As a self-proclaimed go-getter, I have strived to have as many experiences as I can while adding to my resume along the way. I have held internships, volunteered, written for publications — and a lot of this is because I love being busy. Or at least, I thought I did.
College is an interesting place. We are being funneled through this system, jumping through hoops in order to get a degree that will hopefully get us a job when we graduate. We study and learn and join clubs and work, all to essentially better our future. But it is not all black and white, and there is something about college that I did not realize was (for lack of a better word) toxic until I experienced it myself.
We live in a world where being busy is glorified, where it is “cool” to be hyped up on caffeine, and where a lack of sleep due to studying leads to “Oohs” and “Ahhs” from classmates thinking you have it all together. College only amplified this glorification of busyness to the next level. I had never in my life felt bad for getting more than 7 hours of sleep at night until I got to university. And now, I am lucky if I even get 8.
Don’t get me wrong, I love having things to do. I love hanging out with friends and being a part of organizations on my college campus. Going to work my junior year was fun for me, and interacting with others on the weekends was always a joy. But there came a time last year when I realized something very important that would ease my state of mind, something that I would carry with me into my senior year: it is okay to not be busy.
Yes, that’s right. It is 100% okay to not have plans all the time. It is okay to focus on school and drift away from organizations and social situations that you aren’t in love with anymore or that simply just aren’t for you. It is okay to spend more time with your books in your room than socializing with others. And it is always, without a doubt, more than okay to say no or decline an invitation.
We are human.

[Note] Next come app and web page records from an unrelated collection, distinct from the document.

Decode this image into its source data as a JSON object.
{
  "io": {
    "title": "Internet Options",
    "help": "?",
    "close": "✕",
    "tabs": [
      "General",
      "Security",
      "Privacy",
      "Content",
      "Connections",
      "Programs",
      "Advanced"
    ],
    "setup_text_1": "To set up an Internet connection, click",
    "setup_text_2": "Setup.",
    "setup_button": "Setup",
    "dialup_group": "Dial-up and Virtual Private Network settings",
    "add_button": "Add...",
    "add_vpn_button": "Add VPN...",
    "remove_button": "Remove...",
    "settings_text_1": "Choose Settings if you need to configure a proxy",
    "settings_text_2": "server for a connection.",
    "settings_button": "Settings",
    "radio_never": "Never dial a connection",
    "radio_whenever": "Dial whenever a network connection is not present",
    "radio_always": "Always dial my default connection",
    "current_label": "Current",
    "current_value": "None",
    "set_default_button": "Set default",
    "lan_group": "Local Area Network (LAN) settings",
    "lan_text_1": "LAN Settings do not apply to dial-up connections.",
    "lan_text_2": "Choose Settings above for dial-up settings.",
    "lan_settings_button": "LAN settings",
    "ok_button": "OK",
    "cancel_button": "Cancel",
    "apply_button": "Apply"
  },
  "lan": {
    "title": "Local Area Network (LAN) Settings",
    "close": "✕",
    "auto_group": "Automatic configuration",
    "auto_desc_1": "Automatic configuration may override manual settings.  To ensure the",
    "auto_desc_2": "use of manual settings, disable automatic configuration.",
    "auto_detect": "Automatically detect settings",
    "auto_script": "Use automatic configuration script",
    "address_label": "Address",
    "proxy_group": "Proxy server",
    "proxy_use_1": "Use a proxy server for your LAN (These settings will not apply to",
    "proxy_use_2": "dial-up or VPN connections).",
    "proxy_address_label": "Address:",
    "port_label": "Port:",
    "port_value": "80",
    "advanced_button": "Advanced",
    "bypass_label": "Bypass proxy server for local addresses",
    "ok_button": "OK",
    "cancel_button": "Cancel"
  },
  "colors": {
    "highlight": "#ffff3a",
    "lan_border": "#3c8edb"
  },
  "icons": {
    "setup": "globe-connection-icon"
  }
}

I think a lot of us college students forget that, but it is true. We can only go-go-go! for so long before enough is enough and we are so worn out that we can’t do anything but lie in bed. And throughout these past few years in college, I have learned more about myself and how I work as a person than anything I learned in a classroom.
I have learned that I am an extroverted introvert. I love being around people, catching up with friends, seeing movies, or having lunch dates. But I also truly value my alone time, or even my one-on-one time with Chris, when I can sit in my room with the book I am reading for whatever class I am studying for, annotating, listening to some calming music and sipping my tea. And most of the time, I have way more fun staying at home than on days when I am super busy or nights when I decide to go out.
…and that is 100% okay with me.
So the next time you feel bad for “not being busy enough” or doing less than the person next to you, stop. You are you for a reason. You do exactly what you want to do.
And here is why: nobody knows how you are truly feeling, and nobody can give you the happiness that you can give yourself just by simply choosing to do what you want. There is a huge difference between selfishness and self-love. And glorifying busyness? You tell me where that falls.
Share your thoughts on this topic with me! I would love to hear them.